3) Predominant content of mango pulp drink is water (70 per cent) and mango pulp content is merely 17 per cent. Since product does not claim to be a fruit juice, revenue cannot urge that it has even a minimum modicum of nutritive properties to be considered as 'food';

4) Accordingly, mango pulp based drink is, at best, an instant energy giver and a thirst quencher and not a "food article" by an application of common parlance test. Hence, it was liable to sales-tax only at only 8 per cent. -  Varun Beverages Ltd. v. Commissioner of Value Added Tax [2013] 40 59 (Delhi)

Mere CA's certificate doesn't prove absence of unjust enrichment unless it was supported by evidence

Costs Analysis Certificate by itself would not be sufficient to claim that incidence of duty had not been passed on to its customers; said certificate must be supported by materials/evidence and, if not all, a few invoices/records.


Pending claim for grant of certificates for claiming concessional rate of duty on inputs under end-use exemptions for use in manufacture of final products, the assessee received inputs on payment of duty and
paid such duty to suppliers;

Later, on receipt of certificates it applied for refund of duty paid on inputs.
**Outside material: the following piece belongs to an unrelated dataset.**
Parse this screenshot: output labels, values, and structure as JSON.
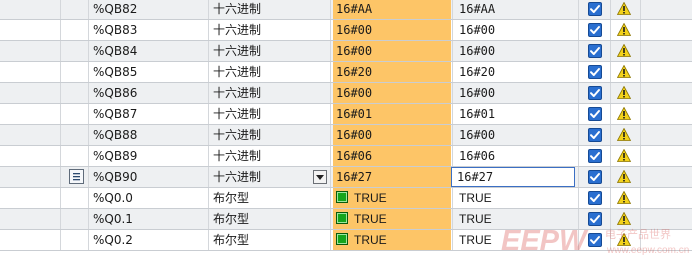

Said refund claim was rejected on ground of unjust enrichment;

c) The Assessee had produced Cost Analysis certificates obtained from qualified cost accountants showing that burden of duty paid on input was not transferred.
The High court held as under:

1) Under section 12B, every person who has paid duty of excise on any goods shall, unless contrary is proved by him, be deemed to have passed full incidence of such duty to buyer of such goods;

Costs Analysis Certificate by itself would not be sufficient to claim that incidence of duty had not been passed on to its customers;

3) While the assessee had claimed that said certificates were issued on basis of verification of records, but, despite various opportunities, it did not produce any evidence in support of said certificate(s) of Cost/Chartered Accountants;

4) Though it was difficult to produce all records/invoices in respect of thousands of customers, but the assessee could have produced at least few such invoices/records to show whether incidence of excise duty was passed on to customer;

5) Merely because, assessee sold final products at loss would not mean that incidence of duty had not been passed on to customers, more particularly, when invoices were issued to customers admittedly had indicated excise duty forming part of price at which vehicles were sold - Toyota Kirloskar Motor Ltd. v. Commissioner of Central Excise [2013] 40 56 (Karnataka)